1. What could be more natural in our relationships with others than the principle of retaliation? In its finest sense, this concept is understood to mean "If you are nice to me, then I will be nice to you;" or "If you'll scratch my back, I'll scratch yours." It is the very essence of what has come to be known as The Golden Rule: "Do unto others as you would have them do unto you."
2. Of course, the principle of retaliation also has a darker side. It is expressed most simply in the contemporary context as "What goes around comes around." When a person is wronged by another, it is fully expected that he or she will "get back" at the offender, especially when the offense is considered to be arbitrary, uncalled for, or particularly vicious. In such cases the retaliation is seen as understandable -- even necessary -- and is referred to as "justice."
3. Primitive communities sometimes lived in virtual states of escalating retaliation wherein the settling of each score led to yet another response from one's adversary or his family and friends. These "blood feuds" or "vendettas" could become the central point of reference for generations of descendants. In some cases entire families were wiped out long after the origin of the feud was forgotten. The societal development of entire civilizations could be retarded -- if not paralyzed -- by the cruel prevalence of the rule of personal vengeance.
a. According to our history books the earliest attempt by a civilization to limit retaliation to that which is "just" was established under Hammurabi, who ruled Babylon from B.C. 2285 - 2242. Part of "Hammurabi's Code" is called in Latin lex talionis -- the law of "tit for tat" or quid pro quo.
(1) Lex talionis specified the maximum punishment allowable. It was, in fact, a merciful law, at least in the context of the barbaric nature of primitive civilizations.
(2) It is still in effect in some Middle Eastern countries
b. The same law was given by God to His nation Israel, and it contains the same "eye for eye, tooth for tooth" specific references found in Hammurabi's Code.
If a man causes disfigurement of his neighbor, as he has done, so shall it be done to him -- fracture for fracture, eye for eye, tooth for tooth; as he has caused disfigurement of a man, so shall it be done to him.
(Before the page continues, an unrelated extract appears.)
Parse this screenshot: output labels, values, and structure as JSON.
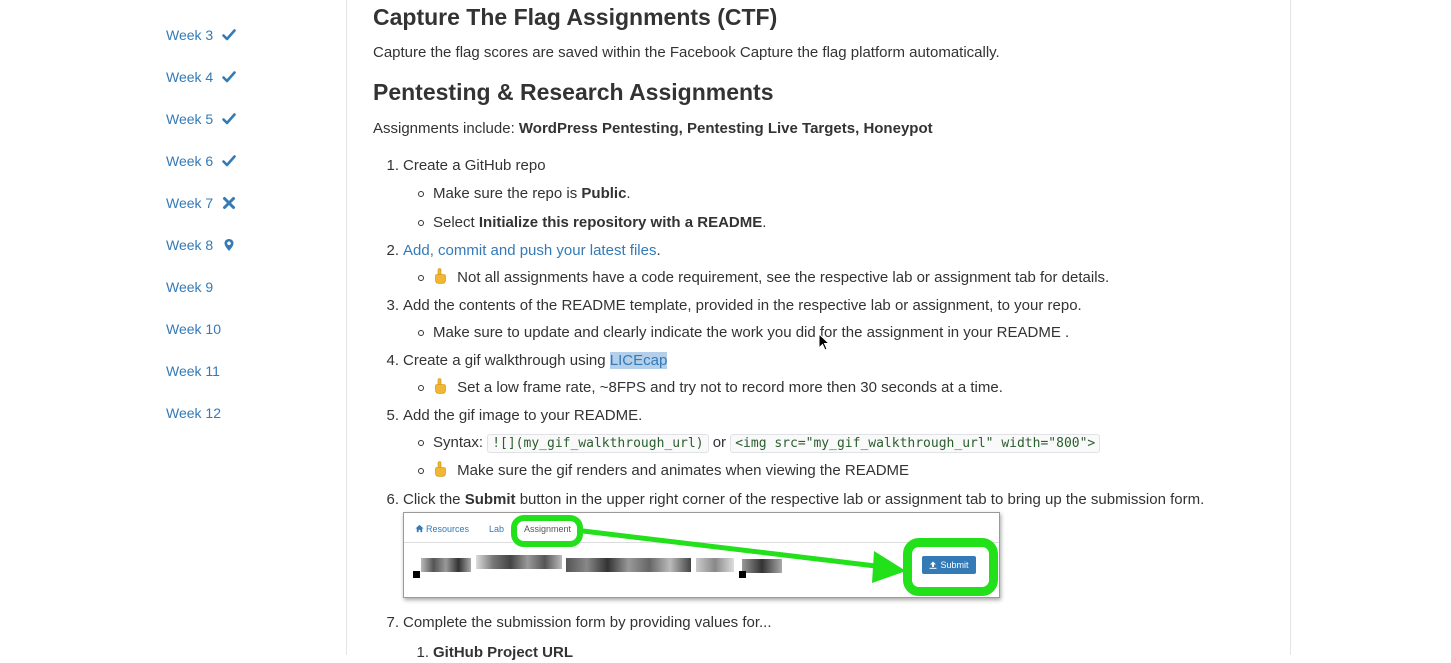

(3) "The original intent was to restrict unlimited revenge: it was understood as [only] eye for eye and [only] tooth for a tooth. Further, it was never intended as an excuse for individual retaliation; it belonged in the law court and was allowed by a judge." - Robert H Mounce: Matthew ( Volume 1, New International Biblical Commentary )
Do not seek revenge or bear a grudge against one of your people, but love your neighbor as yourself. I am the Lord.
(4) William Barclay reminds us that lex talionis was rarely carried out literally, and soon gave way to the award of financial damages in the place of exact retribution. There were five counts of liability in such cases.